Exercise instructions =
Reading the data below, count the lines that carry the string "this". Give nothing but the count.

Extracted data =
|---|

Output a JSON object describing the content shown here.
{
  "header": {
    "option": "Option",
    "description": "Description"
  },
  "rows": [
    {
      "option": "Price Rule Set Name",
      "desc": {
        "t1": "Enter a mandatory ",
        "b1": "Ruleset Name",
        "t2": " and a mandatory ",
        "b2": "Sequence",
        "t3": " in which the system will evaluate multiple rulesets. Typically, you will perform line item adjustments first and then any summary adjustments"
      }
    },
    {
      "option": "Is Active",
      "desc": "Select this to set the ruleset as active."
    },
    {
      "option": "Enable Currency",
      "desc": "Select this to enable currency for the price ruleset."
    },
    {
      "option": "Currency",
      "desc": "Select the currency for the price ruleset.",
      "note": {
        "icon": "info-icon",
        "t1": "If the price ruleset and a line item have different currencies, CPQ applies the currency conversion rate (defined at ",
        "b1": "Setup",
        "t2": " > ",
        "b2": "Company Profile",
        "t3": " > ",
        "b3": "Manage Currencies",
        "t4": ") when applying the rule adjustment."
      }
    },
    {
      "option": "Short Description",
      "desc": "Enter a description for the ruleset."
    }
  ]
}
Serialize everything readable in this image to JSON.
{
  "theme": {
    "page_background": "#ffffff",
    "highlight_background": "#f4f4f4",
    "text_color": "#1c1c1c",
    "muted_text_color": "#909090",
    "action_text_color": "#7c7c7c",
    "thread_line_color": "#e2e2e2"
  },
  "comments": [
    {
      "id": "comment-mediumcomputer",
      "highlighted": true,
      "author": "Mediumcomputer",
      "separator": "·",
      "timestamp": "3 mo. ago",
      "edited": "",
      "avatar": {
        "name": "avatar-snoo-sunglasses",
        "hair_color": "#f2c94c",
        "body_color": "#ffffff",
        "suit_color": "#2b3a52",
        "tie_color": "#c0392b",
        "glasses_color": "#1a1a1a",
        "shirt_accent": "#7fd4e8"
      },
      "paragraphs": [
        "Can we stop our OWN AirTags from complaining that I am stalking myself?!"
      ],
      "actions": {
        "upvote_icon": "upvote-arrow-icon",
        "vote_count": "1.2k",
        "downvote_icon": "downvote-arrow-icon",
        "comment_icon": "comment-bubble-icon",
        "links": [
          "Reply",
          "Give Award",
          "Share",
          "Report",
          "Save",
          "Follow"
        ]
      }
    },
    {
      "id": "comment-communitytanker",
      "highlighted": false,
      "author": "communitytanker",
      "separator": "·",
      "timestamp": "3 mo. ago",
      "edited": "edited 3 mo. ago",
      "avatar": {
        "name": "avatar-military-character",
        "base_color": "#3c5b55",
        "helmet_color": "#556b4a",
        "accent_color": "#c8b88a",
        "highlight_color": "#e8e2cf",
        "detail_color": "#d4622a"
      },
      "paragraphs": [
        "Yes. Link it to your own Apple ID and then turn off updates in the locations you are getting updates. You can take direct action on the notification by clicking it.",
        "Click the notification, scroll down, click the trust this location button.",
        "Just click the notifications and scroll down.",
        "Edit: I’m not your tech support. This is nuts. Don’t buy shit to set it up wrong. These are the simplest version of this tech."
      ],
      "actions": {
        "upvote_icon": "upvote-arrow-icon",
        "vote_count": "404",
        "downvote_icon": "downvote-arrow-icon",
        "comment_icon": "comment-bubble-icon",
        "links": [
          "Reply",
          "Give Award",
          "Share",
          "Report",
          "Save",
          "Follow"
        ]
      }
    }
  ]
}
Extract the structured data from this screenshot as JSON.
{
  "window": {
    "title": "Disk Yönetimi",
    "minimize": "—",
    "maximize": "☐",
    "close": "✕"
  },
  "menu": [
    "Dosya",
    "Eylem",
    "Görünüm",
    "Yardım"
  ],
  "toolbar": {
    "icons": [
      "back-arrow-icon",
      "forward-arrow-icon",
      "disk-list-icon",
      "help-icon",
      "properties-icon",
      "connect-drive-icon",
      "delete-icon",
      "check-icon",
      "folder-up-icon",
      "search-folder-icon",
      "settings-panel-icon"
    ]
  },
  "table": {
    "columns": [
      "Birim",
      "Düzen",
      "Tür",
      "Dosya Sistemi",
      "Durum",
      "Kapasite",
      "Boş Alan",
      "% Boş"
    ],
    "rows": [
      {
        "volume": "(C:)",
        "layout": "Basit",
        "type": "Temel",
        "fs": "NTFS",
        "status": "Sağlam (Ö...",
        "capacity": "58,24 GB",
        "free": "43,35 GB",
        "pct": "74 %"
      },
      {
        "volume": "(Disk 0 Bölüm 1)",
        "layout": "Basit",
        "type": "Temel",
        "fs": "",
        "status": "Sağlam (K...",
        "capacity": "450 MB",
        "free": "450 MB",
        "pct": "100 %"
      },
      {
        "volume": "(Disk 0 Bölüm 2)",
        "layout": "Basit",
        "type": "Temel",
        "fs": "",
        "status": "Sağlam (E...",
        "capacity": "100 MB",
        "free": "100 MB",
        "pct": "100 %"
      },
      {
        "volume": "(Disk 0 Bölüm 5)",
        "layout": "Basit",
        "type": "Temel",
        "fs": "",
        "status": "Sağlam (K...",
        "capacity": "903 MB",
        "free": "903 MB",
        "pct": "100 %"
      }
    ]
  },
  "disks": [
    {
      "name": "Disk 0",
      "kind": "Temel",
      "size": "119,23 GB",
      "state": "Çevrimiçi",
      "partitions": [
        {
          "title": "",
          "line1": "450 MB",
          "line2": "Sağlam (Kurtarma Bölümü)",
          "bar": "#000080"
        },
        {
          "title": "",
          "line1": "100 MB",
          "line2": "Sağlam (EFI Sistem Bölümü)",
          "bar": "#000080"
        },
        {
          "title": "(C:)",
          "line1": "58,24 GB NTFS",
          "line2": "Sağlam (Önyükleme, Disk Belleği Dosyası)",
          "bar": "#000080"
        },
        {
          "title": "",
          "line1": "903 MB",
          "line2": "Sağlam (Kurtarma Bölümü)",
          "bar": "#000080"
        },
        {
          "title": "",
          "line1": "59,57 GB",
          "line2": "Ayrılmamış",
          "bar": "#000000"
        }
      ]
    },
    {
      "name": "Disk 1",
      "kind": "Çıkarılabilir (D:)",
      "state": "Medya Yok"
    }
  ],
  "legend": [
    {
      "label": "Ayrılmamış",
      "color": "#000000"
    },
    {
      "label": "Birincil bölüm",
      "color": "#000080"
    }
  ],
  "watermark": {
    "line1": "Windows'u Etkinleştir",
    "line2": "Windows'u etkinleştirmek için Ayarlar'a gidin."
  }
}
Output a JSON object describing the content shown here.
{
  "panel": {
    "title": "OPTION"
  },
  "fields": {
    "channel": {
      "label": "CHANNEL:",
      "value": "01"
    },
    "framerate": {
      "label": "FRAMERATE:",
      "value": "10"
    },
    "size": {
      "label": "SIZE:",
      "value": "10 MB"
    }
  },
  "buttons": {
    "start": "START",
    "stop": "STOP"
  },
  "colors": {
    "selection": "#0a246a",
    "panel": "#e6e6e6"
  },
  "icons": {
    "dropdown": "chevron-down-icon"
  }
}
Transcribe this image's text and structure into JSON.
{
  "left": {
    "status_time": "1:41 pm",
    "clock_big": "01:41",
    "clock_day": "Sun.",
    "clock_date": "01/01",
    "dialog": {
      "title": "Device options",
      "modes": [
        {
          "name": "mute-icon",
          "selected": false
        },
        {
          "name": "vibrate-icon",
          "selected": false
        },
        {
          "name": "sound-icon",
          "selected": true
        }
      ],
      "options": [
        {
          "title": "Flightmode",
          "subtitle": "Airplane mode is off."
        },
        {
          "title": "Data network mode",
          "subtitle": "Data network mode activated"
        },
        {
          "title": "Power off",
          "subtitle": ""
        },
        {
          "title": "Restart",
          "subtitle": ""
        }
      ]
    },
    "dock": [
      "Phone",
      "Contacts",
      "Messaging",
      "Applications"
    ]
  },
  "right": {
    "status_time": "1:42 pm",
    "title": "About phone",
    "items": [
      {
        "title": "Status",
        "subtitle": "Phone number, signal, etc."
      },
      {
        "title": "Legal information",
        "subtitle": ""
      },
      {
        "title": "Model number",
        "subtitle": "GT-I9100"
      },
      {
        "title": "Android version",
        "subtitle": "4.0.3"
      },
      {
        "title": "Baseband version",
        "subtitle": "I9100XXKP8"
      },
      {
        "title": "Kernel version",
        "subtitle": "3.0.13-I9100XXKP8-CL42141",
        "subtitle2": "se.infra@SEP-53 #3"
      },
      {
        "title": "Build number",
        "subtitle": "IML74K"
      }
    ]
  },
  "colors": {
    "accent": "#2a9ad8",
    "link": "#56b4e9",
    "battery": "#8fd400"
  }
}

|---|

Result =
7